## ACTIVITY
Write each entry out again verbatim, pictures excluded.

## DATASET RECORDS
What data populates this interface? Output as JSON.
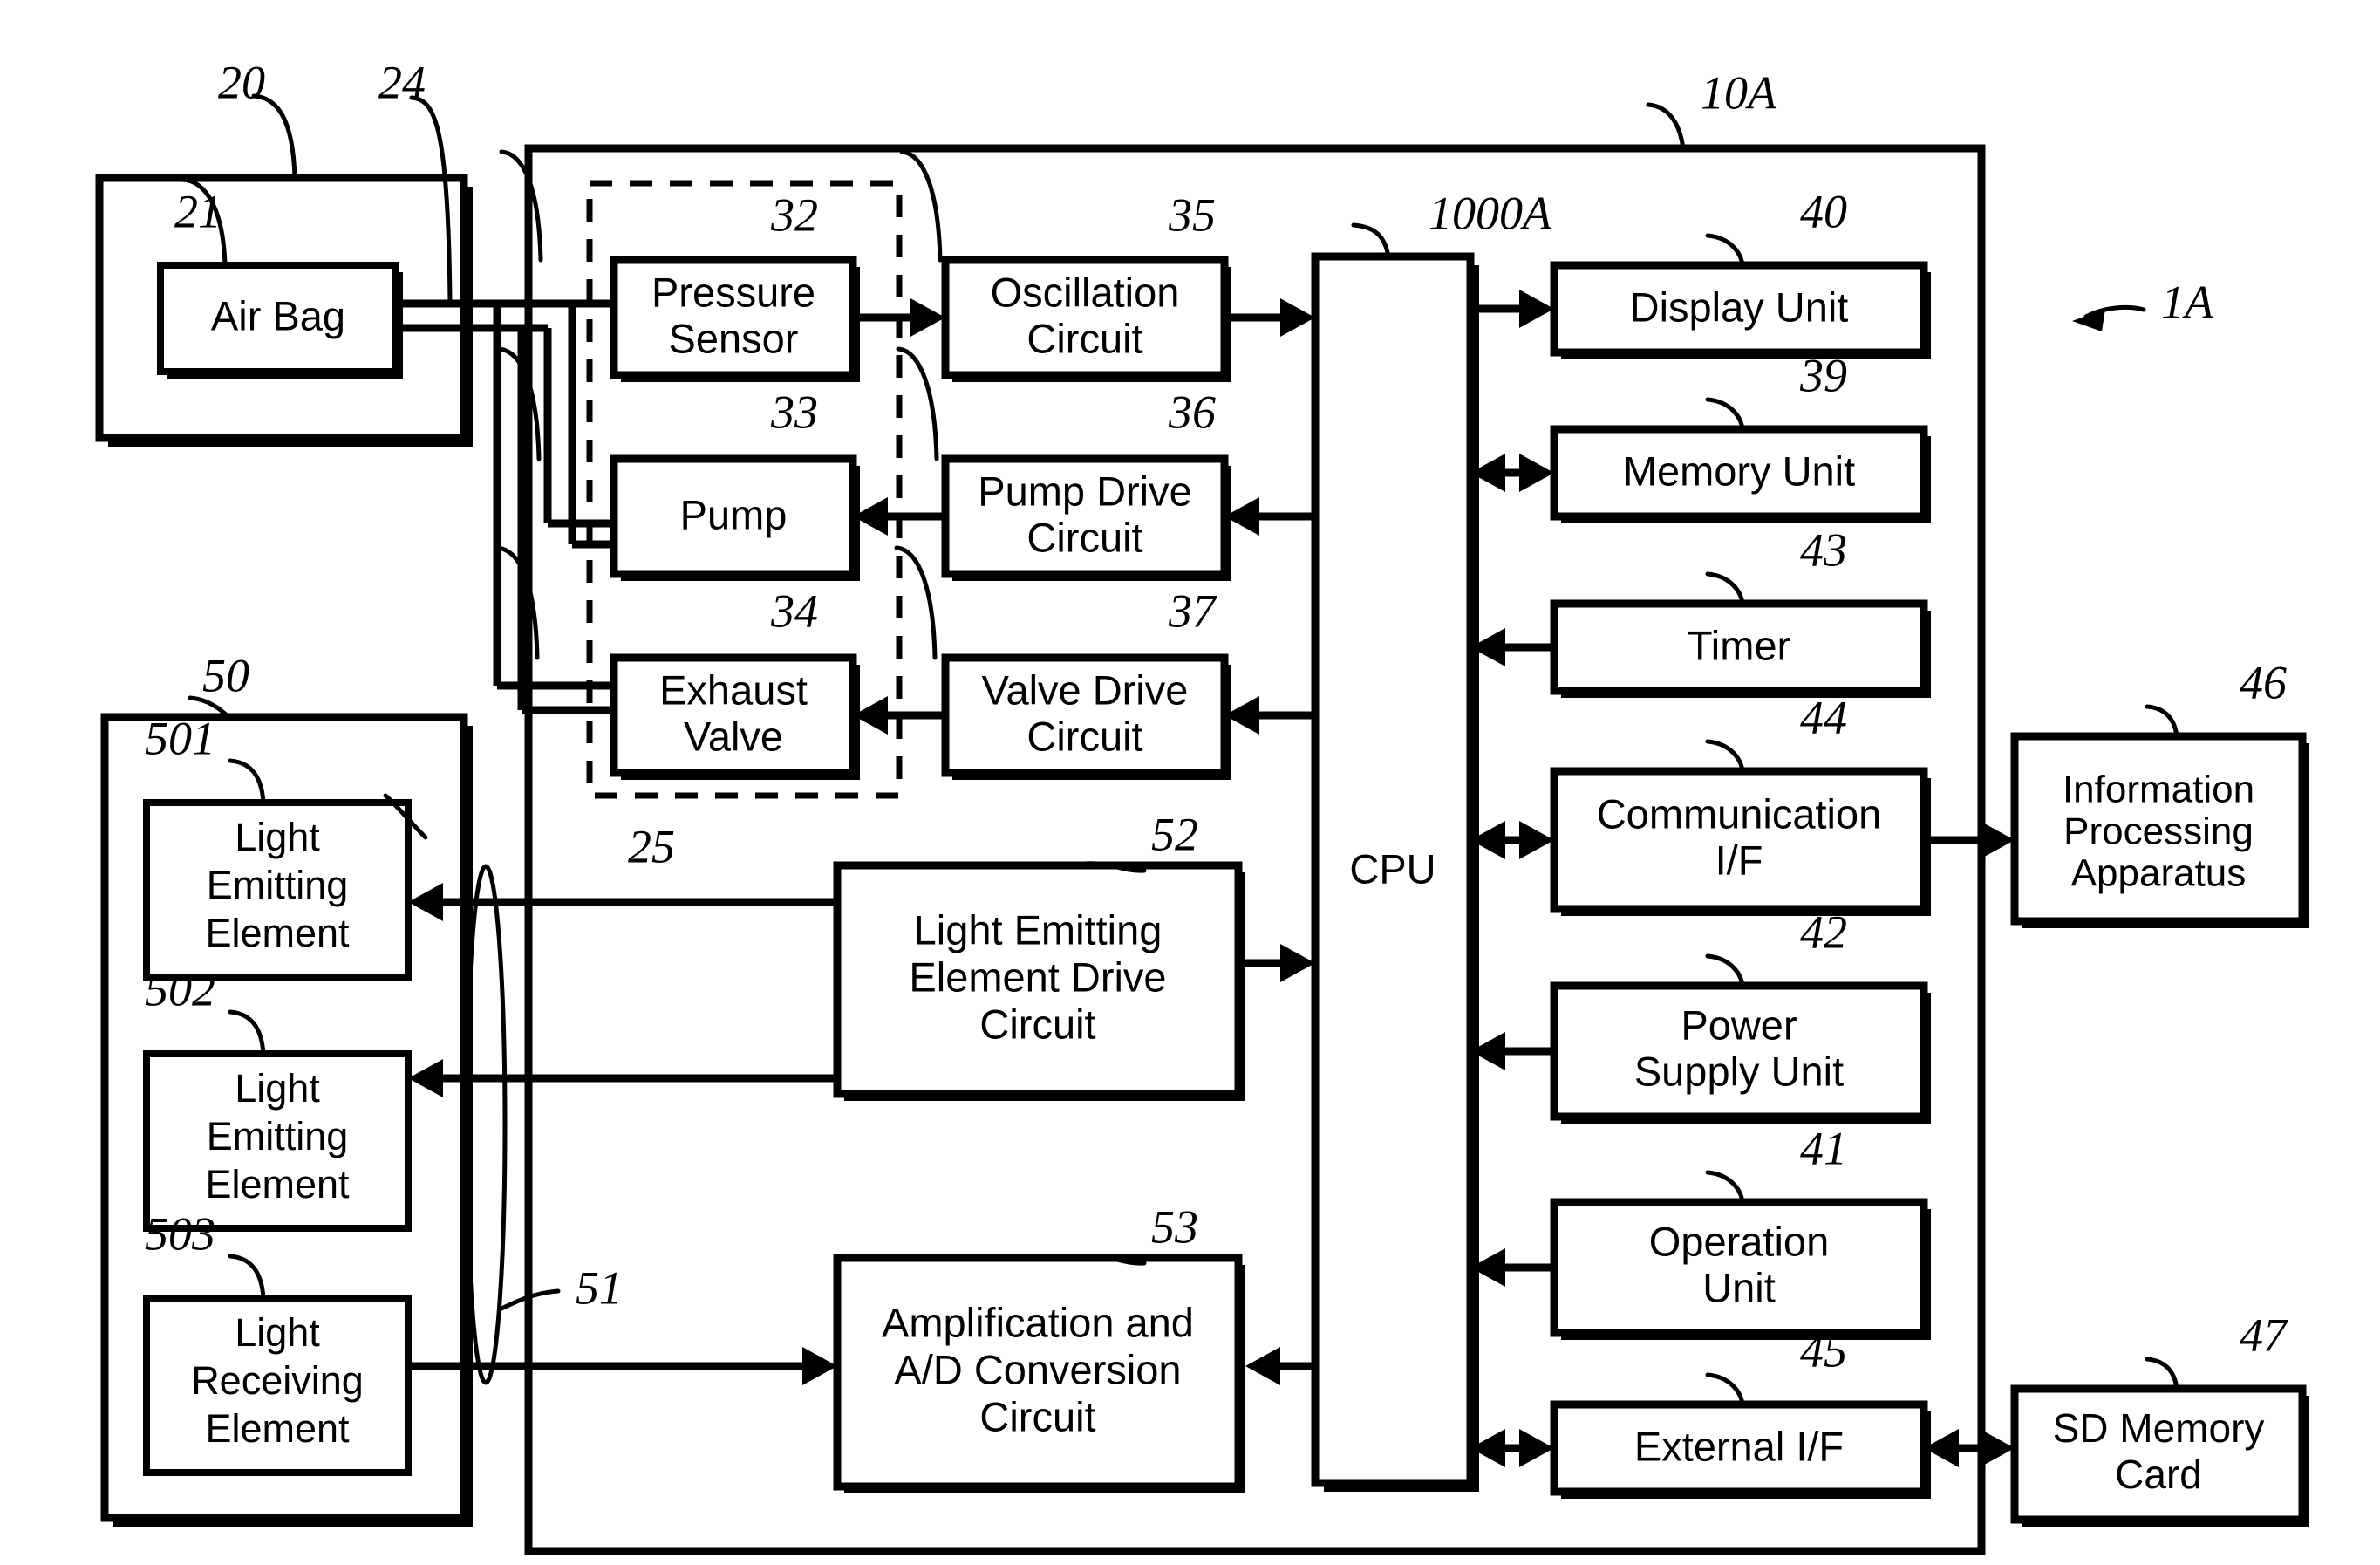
{
  "figure": {
    "kind": "patent-block-diagram",
    "overall_ref": "1A",
    "stroke_color": "#000000",
    "background_color": "#ffffff"
  },
  "containers": {
    "cuff_unit": {
      "ref": "20",
      "label": ""
    },
    "main_unit": {
      "ref": "10A",
      "label": ""
    },
    "air_system": {
      "ref": "25",
      "label": "",
      "style": "dashed"
    },
    "sensor_unit": {
      "ref": "50",
      "label": ""
    },
    "tube": {
      "ref": "24",
      "label": ""
    },
    "signal_bundle": {
      "ref": "51",
      "label": ""
    }
  },
  "blocks": [
    {
      "id": "air_bag",
      "ref": "21",
      "lines": [
        "Air Bag"
      ]
    },
    {
      "id": "pressure_sensor",
      "ref": "32",
      "lines": [
        "Pressure",
        "Sensor"
      ]
    },
    {
      "id": "pump",
      "ref": "33",
      "lines": [
        "Pump"
      ]
    },
    {
      "id": "exhaust_valve",
      "ref": "34",
      "lines": [
        "Exhaust",
        "Valve"
      ]
    },
    {
      "id": "oscillation",
      "ref": "35",
      "lines": [
        "Oscillation",
        "Circuit"
      ]
    },
    {
      "id": "pump_drive",
      "ref": "36",
      "lines": [
        "Pump Drive",
        "Circuit"
      ]
    },
    {
      "id": "valve_drive",
      "ref": "37",
      "lines": [
        "Valve Drive",
        "Circuit"
      ]
    },
    {
      "id": "cpu",
      "ref": "1000A",
      "lines": [
        "CPU"
      ]
    },
    {
      "id": "display_unit",
      "ref": "40",
      "lines": [
        "Display Unit"
      ]
    },
    {
      "id": "memory_unit",
      "ref": "39",
      "lines": [
        "Memory Unit"
      ]
    },
    {
      "id": "timer",
      "ref": "43",
      "lines": [
        "Timer"
      ]
    },
    {
      "id": "comm_if",
      "ref": "44",
      "lines": [
        "Communication",
        "I/F"
      ]
    },
    {
      "id": "power_supply",
      "ref": "42",
      "lines": [
        "Power",
        "Supply Unit"
      ]
    },
    {
      "id": "operation_unit",
      "ref": "41",
      "lines": [
        "Operation",
        "Unit"
      ]
    },
    {
      "id": "external_if",
      "ref": "45",
      "lines": [
        "External I/F"
      ]
    },
    {
      "id": "info_apparatus",
      "ref": "46",
      "lines": [
        "Information",
        "Processing",
        "Apparatus"
      ]
    },
    {
      "id": "sd_card",
      "ref": "47",
      "lines": [
        "SD Memory",
        "Card"
      ]
    },
    {
      "id": "led1",
      "ref": "501",
      "lines": [
        "Light",
        "Emitting",
        "Element"
      ]
    },
    {
      "id": "led2",
      "ref": "502",
      "lines": [
        "Light",
        "Emitting",
        "Element"
      ]
    },
    {
      "id": "photodiode",
      "ref": "503",
      "lines": [
        "Light",
        "Receiving",
        "Element"
      ]
    },
    {
      "id": "led_drive",
      "ref": "52",
      "lines": [
        "Light Emitting",
        "Element Drive",
        "Circuit"
      ]
    },
    {
      "id": "amp_adc",
      "ref": "53",
      "lines": [
        "Amplification and",
        "A/D Conversion",
        "Circuit"
      ]
    }
  ],
  "ref_numbers": [
    "20",
    "21",
    "24",
    "25",
    "32",
    "33",
    "34",
    "35",
    "36",
    "37",
    "39",
    "40",
    "41",
    "42",
    "43",
    "44",
    "45",
    "46",
    "47",
    "50",
    "501",
    "502",
    "503",
    "51",
    "52",
    "53",
    "1000A",
    "10A",
    "1A"
  ],
  "connections": [
    {
      "from": "air_bag",
      "to": "pressure_sensor",
      "type": "air-tube"
    },
    {
      "from": "air_bag",
      "to": "pump",
      "type": "air-tube"
    },
    {
      "from": "air_bag",
      "to": "exhaust_valve",
      "type": "air-tube"
    },
    {
      "from": "pressure_sensor",
      "to": "oscillation",
      "type": "arrow"
    },
    {
      "from": "oscillation",
      "to": "cpu",
      "type": "arrow"
    },
    {
      "from": "cpu",
      "to": "pump_drive",
      "type": "arrow"
    },
    {
      "from": "pump_drive",
      "to": "pump",
      "type": "arrow"
    },
    {
      "from": "cpu",
      "to": "valve_drive",
      "type": "arrow"
    },
    {
      "from": "valve_drive",
      "to": "exhaust_valve",
      "type": "arrow"
    },
    {
      "from": "cpu",
      "to": "display_unit",
      "type": "arrow"
    },
    {
      "from": "cpu",
      "to": "memory_unit",
      "type": "double-arrow"
    },
    {
      "from": "timer",
      "to": "cpu",
      "type": "arrow"
    },
    {
      "from": "cpu",
      "to": "comm_if",
      "type": "double-arrow"
    },
    {
      "from": "comm_if",
      "to": "info_apparatus",
      "type": "arrow"
    },
    {
      "from": "power_supply",
      "to": "cpu",
      "type": "arrow"
    },
    {
      "from": "operation_unit",
      "to": "cpu",
      "type": "arrow"
    },
    {
      "from": "cpu",
      "to": "external_if",
      "type": "double-arrow"
    },
    {
      "from": "external_if",
      "to": "sd_card",
      "type": "double-arrow"
    },
    {
      "from": "cpu",
      "to": "led_drive",
      "type": "arrow"
    },
    {
      "from": "led_drive",
      "to": "led1",
      "type": "arrow"
    },
    {
      "from": "led_drive",
      "to": "led2",
      "type": "arrow"
    },
    {
      "from": "photodiode",
      "to": "amp_adc",
      "type": "arrow"
    },
    {
      "from": "cpu",
      "to": "amp_adc",
      "type": "arrow"
    }
  ]
}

## RESPONSE AREA
What data populates this interface? Output as JSON.
{
  "figure": {
    "kind": "patent-block-diagram",
    "overall_ref": "1A",
    "stroke_color": "#000000",
    "background_color": "#ffffff"
  },
  "containers": {
    "cuff_unit": {
      "ref": "20",
      "label": ""
    },
    "main_unit": {
      "ref": "10A",
      "label": ""
    },
    "air_system": {
      "ref": "25",
      "label": "",
      "style": "dashed"
    },
    "sensor_unit": {
      "ref": "50",
      "label": ""
    },
    "tube": {
      "ref": "24",
      "label": ""
    },
    "signal_bundle": {
      "ref": "51",
      "label": ""
    }
  },
  "blocks": [
    {
      "id": "air_bag",
      "ref": "21",
      "lines": [
        "Air Bag"
      ]
    },
    {
      "id": "pressure_sensor",
      "ref": "32",
      "lines": [
        "Pressure",
        "Sensor"
      ]
    },
    {
      "id": "pump",
      "ref": "33",
      "lines": [
        "Pump"
      ]
    },
    {
      "id": "exhaust_valve",
      "ref": "34",
      "lines": [
        "Exhaust",
        "Valve"
      ]
    },
    {
      "id": "oscillation",
      "ref": "35",
      "lines": [
        "Oscillation",
        "Circuit"
      ]
    },
    {
      "id": "pump_drive",
      "ref": "36",
      "lines": [
        "Pump Drive",
        "Circuit"
      ]
    },
    {
      "id": "valve_drive",
      "ref": "37",
      "lines": [
        "Valve Drive",
        "Circuit"
      ]
    },
    {
      "id": "cpu",
      "ref": "1000A",
      "lines": [
        "CPU"
      ]
    },
    {
      "id": "display_unit",
      "ref": "40",
      "lines": [
        "Display Unit"
      ]
    },
    {
      "id": "memory_unit",
      "ref": "39",
      "lines": [
        "Memory Unit"
      ]
    },
    {
      "id": "timer",
      "ref": "43",
      "lines": [
        "Timer"
      ]
    },
    {
      "id": "comm_if",
      "ref": "44",
      "lines": [
        "Communication",
        "I/F"
      ]
    },
    {
      "id": "power_supply",
      "ref": "42",
      "lines": [
        "Power",
        "Supply Unit"
      ]
    },
    {
      "id": "operation_unit",
      "ref": "41",
      "lines": [
        "Operation",
        "Unit"
      ]
    },
    {
      "id": "external_if",
      "ref": "45",
      "lines": [
        "External I/F"
      ]
    },
    {
      "id": "info_apparatus",
      "ref": "46",
      "lines": [
        "Information",
        "Processing",
        "Apparatus"
      ]
    },
    {
      "id": "sd_card",
      "ref": "47",
      "lines": [
        "SD Memory",
        "Card"
      ]
    },
    {
      "id": "led1",
      "ref": "501",
      "lines": [
        "Light",
        "Emitting",
        "Element"
      ]
    },
    {
      "id": "led2",
      "ref": "502",
      "lines": [
        "Light",
        "Emitting",
        "Element"
      ]
    },
    {
      "id": "photodiode",
      "ref": "503",
      "lines": [
        "Light",
        "Receiving",
        "Element"
      ]
    },
    {
      "id": "led_drive",
      "ref": "52",
      "lines": [
        "Light Emitting",
        "Element Drive",
        "Circuit"
      ]
    },
    {
      "id": "amp_adc",
      "ref": "53",
      "lines": [
        "Amplification and",
        "A/D Conversion",
        "Circuit"
      ]
    }
  ],
  "ref_numbers": [
    "20",
    "21",
    "24",
    "25",
    "32",
    "33",
    "34",
    "35",
    "36",
    "37",
    "39",
    "40",
    "41",
    "42",
    "43",
    "44",
    "45",
    "46",
    "47",
    "50",
    "501",
    "502",
    "503",
    "51",
    "52",
    "53",
    "1000A",
    "10A",
    "1A"
  ],
  "connections": [
    {
      "from": "air_bag",
      "to": "pressure_sensor",
      "type": "air-tube"
    },
    {
      "from": "air_bag",
      "to": "pump",
      "type": "air-tube"
    },
    {
      "from": "air_bag",
      "to": "exhaust_valve",
      "type": "air-tube"
    },
    {
      "from": "pressure_sensor",
      "to": "oscillation",
      "type": "arrow"
    },
    {
      "from": "oscillation",
      "to": "cpu",
      "type": "arrow"
    },
    {
      "from": "cpu",
      "to": "pump_drive",
      "type": "arrow"
    },
    {
      "from": "pump_drive",
      "to": "pump",
      "type": "arrow"
    },
    {
      "from": "cpu",
      "to": "valve_drive",
      "type": "arrow"
    },
    {
      "from": "valve_drive",
      "to": "exhaust_valve",
      "type": "arrow"
    },
    {
      "from": "cpu",
      "to": "display_unit",
      "type": "arrow"
    },
    {
      "from": "cpu",
      "to": "memory_unit",
      "type": "double-arrow"
    },
    {
      "from": "timer",
      "to": "cpu",
      "type": "arrow"
    },
    {
      "from": "cpu",
      "to": "comm_if",
      "type": "double-arrow"
    },
    {
      "from": "comm_if",
      "to": "info_apparatus",
      "type": "arrow"
    },
    {
      "from": "power_supply",
      "to": "cpu",
      "type": "arrow"
    },
    {
      "from": "operation_unit",
      "to": "cpu",
      "type": "arrow"
    },
    {
      "from": "cpu",
      "to": "external_if",
      "type": "double-arrow"
    },
    {
      "from": "external_if",
      "to": "sd_card",
      "type": "double-arrow"
    },
    {
      "from": "cpu",
      "to": "led_drive",
      "type": "arrow"
    },
    {
      "from": "led_drive",
      "to": "led1",
      "type": "arrow"
    },
    {
      "from": "led_drive",
      "to": "led2",
      "type": "arrow"
    },
    {
      "from": "photodiode",
      "to": "amp_adc",
      "type": "arrow"
    },
    {
      "from": "cpu",
      "to": "amp_adc",
      "type": "arrow"
    }
  ]
}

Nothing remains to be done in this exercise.